### Task prompt
A single number is required: how many lines in the entries hold the word "icon".
#### Source material
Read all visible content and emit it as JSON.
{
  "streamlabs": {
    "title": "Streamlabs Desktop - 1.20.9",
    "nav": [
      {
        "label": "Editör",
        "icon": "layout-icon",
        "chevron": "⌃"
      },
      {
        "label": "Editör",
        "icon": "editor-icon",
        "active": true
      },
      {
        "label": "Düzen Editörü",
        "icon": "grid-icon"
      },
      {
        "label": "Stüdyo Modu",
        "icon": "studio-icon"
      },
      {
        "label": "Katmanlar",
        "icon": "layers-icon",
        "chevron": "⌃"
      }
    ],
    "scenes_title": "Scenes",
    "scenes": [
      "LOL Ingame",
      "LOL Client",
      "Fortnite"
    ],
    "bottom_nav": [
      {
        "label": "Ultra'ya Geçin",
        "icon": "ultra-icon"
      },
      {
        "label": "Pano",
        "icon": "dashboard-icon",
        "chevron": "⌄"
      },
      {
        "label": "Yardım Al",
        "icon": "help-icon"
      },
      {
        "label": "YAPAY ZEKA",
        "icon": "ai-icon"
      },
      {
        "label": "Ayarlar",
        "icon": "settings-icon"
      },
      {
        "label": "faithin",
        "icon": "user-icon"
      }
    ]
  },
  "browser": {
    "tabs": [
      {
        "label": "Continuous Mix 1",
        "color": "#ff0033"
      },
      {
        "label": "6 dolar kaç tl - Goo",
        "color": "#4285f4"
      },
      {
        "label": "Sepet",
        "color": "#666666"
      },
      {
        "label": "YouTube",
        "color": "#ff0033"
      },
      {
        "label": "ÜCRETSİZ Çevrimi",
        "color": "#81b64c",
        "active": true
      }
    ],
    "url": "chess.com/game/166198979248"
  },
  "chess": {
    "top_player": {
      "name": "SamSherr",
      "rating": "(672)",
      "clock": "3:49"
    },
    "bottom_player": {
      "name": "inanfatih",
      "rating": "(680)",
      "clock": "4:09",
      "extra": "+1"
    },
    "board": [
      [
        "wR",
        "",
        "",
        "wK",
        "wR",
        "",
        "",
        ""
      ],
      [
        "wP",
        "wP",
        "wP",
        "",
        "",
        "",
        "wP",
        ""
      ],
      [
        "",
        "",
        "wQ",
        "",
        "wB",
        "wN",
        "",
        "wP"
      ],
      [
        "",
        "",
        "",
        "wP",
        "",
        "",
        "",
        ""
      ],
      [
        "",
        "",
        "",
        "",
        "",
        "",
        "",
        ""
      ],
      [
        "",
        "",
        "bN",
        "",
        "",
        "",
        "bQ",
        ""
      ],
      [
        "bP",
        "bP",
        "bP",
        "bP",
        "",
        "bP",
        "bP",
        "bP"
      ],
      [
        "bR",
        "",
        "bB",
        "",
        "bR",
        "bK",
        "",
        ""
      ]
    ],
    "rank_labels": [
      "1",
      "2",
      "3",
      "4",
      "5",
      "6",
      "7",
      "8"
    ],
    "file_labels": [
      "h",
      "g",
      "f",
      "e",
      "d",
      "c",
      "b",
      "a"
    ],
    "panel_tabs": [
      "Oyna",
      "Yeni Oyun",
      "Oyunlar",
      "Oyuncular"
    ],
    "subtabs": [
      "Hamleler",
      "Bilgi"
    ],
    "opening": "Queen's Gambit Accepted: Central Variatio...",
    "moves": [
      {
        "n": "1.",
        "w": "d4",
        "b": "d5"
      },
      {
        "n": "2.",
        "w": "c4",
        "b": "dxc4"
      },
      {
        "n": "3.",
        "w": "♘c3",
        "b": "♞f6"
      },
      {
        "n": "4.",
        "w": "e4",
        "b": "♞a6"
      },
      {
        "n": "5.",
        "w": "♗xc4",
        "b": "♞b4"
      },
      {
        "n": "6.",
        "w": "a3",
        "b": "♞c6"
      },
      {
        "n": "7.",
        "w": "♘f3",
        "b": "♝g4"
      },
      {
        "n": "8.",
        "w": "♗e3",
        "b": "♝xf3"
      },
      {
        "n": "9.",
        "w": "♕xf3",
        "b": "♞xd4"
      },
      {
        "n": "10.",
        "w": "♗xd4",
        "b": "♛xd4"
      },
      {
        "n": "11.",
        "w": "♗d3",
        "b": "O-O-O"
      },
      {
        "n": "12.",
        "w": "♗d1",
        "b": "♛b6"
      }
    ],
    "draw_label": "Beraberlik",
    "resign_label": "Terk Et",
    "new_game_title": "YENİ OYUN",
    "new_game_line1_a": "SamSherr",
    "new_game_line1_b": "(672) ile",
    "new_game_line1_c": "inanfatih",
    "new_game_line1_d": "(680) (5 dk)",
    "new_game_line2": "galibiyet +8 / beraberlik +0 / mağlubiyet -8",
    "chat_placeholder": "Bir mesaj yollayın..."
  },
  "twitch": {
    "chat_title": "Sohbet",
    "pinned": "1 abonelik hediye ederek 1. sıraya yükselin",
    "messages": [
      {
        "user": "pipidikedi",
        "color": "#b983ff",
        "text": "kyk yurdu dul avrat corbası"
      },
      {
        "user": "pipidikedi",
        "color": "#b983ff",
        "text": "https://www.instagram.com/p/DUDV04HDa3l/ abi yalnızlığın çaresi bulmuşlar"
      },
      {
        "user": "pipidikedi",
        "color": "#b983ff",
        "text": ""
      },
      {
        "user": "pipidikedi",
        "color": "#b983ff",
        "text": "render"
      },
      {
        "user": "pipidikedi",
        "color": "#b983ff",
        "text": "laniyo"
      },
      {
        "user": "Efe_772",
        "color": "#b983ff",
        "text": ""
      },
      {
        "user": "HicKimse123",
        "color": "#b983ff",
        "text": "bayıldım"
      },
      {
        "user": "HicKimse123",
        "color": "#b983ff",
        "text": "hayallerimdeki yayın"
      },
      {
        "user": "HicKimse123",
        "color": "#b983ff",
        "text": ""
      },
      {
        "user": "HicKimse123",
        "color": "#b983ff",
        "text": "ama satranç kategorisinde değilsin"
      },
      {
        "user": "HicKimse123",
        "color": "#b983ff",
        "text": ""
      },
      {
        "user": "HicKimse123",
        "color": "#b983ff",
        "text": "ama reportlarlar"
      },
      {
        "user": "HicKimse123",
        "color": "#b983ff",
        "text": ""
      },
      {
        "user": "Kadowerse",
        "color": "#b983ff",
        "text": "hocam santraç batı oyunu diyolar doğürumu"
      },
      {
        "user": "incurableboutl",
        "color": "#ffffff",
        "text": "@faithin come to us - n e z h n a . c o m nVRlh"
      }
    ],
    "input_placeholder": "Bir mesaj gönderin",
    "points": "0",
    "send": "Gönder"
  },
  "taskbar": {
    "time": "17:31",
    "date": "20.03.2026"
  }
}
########
### Finished task
11